Unnecessary MySQL processes can cause performance issues on your system. Over time, active threads pile up and stall your server preventing users from accessing tables and executing requests.
When resource usage is extremely high, you may need to kill MySQL processes. This guide will show you how to identify MySQL processes and kill a process.
- Access to a command line/terminal window
- MySQL or MariaDB installed
- User with sudo or root privileges
How to Find MySQL Processes List
Before you can locate a process and kill it, you must access either a local or remote MySQL server. To log into your MySQL local account as root, open the terminal and enter:
mysql -u root -p
Type in the password when prompted. When the MySQL shell loads, the prompt displays

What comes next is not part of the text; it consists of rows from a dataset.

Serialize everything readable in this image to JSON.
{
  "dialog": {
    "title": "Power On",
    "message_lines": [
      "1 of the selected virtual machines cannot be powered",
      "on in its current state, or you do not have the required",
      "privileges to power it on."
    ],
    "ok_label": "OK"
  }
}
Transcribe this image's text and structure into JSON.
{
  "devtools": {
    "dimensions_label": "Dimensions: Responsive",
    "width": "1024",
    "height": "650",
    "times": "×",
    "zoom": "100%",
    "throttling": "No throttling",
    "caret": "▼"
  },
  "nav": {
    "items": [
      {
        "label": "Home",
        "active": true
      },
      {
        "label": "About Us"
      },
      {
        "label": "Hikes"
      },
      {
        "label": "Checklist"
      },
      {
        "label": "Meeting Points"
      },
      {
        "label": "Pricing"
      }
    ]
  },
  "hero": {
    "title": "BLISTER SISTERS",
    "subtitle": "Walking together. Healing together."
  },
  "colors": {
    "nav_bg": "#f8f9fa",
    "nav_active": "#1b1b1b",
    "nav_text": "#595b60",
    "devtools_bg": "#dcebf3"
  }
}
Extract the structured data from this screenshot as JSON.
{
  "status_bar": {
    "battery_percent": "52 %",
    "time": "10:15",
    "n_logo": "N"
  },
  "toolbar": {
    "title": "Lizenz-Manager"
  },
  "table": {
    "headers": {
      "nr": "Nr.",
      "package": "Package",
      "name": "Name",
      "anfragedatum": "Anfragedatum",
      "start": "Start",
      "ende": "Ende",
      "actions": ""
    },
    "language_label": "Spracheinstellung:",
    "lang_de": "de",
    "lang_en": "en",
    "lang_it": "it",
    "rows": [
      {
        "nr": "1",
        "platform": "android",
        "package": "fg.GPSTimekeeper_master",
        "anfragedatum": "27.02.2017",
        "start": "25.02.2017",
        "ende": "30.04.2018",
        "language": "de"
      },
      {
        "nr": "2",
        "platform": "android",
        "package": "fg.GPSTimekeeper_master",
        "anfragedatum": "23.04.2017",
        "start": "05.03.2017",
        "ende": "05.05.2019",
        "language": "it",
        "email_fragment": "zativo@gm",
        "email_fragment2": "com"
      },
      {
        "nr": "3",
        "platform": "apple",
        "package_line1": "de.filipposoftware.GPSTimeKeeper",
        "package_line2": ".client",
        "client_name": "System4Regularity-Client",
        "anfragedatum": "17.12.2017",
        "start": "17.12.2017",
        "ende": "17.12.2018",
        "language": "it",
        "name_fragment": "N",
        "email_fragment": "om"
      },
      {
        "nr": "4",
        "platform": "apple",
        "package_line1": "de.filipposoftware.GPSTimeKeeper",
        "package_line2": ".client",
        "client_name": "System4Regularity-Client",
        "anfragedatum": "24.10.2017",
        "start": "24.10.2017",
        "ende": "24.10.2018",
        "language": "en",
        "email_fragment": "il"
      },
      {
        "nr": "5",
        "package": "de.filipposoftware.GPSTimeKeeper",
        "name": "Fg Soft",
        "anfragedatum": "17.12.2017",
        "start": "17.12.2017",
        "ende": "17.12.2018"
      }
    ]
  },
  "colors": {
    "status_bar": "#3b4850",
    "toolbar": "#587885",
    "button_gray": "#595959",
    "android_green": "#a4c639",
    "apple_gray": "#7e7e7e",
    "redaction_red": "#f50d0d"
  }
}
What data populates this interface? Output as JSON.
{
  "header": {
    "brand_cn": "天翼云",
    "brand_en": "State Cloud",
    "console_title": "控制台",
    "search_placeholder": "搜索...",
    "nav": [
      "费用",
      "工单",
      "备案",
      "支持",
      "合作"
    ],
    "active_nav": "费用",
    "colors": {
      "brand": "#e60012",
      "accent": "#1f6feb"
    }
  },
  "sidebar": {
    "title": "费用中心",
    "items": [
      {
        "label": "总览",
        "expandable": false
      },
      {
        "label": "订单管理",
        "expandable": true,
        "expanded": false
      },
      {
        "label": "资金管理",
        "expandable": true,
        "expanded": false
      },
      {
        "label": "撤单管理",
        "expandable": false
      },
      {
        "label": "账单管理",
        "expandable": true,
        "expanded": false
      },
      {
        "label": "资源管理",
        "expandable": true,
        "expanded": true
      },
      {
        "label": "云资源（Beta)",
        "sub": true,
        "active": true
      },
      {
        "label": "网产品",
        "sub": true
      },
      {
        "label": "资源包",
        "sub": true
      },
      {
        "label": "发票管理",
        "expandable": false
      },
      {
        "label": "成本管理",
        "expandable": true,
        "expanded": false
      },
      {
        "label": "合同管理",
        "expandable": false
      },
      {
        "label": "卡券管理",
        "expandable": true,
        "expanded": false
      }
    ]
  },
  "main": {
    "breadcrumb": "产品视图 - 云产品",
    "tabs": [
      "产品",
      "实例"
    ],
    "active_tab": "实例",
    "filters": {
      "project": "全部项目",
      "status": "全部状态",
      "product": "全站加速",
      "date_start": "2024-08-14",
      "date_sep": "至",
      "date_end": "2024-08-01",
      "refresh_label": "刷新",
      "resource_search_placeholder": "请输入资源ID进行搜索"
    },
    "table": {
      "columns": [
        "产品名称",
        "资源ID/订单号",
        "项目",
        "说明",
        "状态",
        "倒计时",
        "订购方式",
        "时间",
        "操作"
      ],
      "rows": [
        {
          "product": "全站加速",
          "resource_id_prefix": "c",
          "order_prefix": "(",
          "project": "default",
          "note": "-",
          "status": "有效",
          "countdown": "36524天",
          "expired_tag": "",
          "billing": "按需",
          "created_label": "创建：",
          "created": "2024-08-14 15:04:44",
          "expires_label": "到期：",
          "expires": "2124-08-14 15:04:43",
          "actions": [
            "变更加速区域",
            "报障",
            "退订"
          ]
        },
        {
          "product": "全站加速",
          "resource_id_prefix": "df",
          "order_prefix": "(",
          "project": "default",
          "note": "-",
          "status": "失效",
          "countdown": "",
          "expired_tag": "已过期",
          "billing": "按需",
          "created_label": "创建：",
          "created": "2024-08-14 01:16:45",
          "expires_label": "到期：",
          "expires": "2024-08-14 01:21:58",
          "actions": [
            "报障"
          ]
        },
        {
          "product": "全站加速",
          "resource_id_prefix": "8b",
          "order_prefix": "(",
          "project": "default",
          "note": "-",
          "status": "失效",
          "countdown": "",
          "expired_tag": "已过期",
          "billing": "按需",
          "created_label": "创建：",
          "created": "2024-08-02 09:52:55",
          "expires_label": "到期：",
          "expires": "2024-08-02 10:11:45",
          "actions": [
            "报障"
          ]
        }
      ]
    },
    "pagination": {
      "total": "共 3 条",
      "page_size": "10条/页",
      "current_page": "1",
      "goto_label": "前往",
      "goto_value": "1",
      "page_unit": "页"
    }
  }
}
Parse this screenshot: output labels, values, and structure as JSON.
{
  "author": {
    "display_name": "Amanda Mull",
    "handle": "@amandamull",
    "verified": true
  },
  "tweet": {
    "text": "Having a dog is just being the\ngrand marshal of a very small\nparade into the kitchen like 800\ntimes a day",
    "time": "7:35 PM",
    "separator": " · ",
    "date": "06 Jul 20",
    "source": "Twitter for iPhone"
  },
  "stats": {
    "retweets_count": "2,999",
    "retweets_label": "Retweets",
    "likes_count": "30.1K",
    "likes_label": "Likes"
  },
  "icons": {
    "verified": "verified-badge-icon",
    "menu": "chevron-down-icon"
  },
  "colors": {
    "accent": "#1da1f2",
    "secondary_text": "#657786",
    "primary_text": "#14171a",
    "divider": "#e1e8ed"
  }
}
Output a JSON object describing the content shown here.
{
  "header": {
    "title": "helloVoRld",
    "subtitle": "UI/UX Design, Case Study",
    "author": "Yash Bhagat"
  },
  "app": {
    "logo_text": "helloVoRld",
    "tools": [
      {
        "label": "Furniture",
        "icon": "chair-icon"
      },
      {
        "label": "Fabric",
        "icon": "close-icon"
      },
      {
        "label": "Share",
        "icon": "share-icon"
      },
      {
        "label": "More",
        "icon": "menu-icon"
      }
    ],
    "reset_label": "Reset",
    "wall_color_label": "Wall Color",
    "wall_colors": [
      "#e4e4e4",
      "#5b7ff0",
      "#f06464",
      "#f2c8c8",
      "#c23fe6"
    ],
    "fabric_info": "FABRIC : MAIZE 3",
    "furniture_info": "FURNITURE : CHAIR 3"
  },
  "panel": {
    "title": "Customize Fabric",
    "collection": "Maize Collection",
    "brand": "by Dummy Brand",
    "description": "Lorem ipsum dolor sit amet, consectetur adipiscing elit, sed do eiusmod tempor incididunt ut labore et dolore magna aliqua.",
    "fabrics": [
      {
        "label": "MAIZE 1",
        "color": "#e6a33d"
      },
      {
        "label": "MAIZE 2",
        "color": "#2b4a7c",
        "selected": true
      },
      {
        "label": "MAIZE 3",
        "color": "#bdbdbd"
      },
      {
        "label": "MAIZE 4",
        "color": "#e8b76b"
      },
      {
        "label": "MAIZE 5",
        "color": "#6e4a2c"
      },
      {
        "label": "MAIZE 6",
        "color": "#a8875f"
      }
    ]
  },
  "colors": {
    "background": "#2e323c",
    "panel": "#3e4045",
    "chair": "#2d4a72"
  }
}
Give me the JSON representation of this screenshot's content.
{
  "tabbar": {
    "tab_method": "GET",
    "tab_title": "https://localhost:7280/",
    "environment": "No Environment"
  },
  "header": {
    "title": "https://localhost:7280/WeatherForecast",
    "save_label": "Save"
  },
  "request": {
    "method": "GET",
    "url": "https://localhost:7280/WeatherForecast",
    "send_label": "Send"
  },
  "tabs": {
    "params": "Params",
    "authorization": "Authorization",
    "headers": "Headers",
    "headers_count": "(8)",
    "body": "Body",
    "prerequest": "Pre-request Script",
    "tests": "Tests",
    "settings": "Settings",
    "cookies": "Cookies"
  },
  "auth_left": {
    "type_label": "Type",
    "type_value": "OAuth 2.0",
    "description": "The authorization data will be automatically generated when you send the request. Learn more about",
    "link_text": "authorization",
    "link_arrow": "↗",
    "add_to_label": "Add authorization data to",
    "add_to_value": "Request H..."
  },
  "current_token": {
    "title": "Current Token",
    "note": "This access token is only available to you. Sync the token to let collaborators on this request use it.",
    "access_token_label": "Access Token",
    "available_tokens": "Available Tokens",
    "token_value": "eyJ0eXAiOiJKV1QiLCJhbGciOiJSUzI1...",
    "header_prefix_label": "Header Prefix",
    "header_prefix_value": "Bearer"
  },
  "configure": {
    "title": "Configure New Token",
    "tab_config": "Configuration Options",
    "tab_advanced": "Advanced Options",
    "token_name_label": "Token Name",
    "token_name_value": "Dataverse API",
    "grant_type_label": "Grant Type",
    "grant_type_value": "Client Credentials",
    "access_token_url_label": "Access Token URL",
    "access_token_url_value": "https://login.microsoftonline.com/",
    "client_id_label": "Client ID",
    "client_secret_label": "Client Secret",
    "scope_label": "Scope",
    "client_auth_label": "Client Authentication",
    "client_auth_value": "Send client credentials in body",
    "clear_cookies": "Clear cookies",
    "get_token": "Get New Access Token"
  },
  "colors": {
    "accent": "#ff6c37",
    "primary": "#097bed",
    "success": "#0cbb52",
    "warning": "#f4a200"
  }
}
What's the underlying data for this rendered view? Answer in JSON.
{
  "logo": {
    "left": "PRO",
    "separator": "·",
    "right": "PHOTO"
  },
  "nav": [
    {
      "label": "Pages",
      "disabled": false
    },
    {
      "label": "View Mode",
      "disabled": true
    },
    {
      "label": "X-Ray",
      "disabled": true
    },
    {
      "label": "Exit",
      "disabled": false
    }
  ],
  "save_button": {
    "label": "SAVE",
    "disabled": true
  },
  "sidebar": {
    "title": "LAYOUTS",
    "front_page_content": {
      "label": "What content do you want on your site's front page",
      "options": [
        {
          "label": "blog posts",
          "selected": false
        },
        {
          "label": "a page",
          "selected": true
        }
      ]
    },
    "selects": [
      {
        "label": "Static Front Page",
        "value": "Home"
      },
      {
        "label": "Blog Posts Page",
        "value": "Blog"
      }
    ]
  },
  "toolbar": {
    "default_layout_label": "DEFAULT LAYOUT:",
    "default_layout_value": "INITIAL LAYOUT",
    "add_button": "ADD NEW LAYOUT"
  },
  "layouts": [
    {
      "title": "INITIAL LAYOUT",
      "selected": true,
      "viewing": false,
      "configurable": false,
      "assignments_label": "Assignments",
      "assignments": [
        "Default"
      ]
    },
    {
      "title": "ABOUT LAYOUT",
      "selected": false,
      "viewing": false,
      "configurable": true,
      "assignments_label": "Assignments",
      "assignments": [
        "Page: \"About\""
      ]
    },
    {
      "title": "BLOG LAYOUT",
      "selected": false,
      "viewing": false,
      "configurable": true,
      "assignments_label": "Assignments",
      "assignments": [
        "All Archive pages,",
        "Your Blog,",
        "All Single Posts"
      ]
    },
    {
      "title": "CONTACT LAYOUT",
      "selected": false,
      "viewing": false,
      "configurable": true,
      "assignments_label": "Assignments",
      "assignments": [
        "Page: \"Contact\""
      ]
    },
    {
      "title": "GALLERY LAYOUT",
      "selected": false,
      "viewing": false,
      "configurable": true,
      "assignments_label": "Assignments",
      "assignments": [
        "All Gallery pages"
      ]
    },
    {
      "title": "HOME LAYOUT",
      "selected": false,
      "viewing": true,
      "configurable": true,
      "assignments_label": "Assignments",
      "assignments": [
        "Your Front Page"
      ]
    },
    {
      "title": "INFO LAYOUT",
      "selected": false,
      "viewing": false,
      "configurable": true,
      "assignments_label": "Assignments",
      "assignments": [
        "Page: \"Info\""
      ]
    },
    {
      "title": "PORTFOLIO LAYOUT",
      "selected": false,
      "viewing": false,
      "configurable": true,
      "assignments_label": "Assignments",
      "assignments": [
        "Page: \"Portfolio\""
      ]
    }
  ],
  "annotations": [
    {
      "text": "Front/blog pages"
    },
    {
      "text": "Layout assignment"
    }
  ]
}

To locate a process to kill or terminate, load the list with all active sessions.
In MySQL shell, use this query:
The output displays the following information:
You may have more entries on your list. Note the
Id of the process you want to kill. The
Time column helps you determine the longest-running processes. Those are usually the ones you want to terminate first.
How to Kill MySQL Process
To kill a MySQL session from the list, use the
KILL query followed by the thread
Id you noted earlier.
The shell displays the query status and the number of affected rows: “Query OK, 0 rows affected (0.06 sec).” This query ends the connection to the database, including all operations associated with the connection.
Remember that a user must have proper privileges to be able to kill a process.
How to Kill All MySQL Processes for a Specific User
MySQL does not have a unique command for killing all processes.
To kill all processes for a specific user, use
CONCAT to create a file with the list of threads and statements. In our case, we entered root as the user. To specify another user, replace root with the desired username.
SELECT CONCAT('KILL ',id,';') FROM information_schema.processlist WHERE user='root' INTO OUTFILE '/tmp/process_list.txt';
This query created a file called process_list.txt. You can edit the name to your liking. Open the file and review if those are the processes you want to kill. When you are ready, enter:
You can add conditions to the query to narrow down the list of processes in the output file. For example, add
time > 1000 to the command to include only the processes with the time value higher than 1000.
SELECT CONCAT('KILL ',id,';') FROM information_schema.processlist WHERE user='root' and time>1000 INTO OUTFILE '/tmp/process_list.txt';
This guide has outlined the easiest way to find and kill MySQL processes. Make sure you always double-check which processes you are terminating before running a MySQL query.
For options to further optimize a MySQL Database, read our article on MySQL Performance Tuning.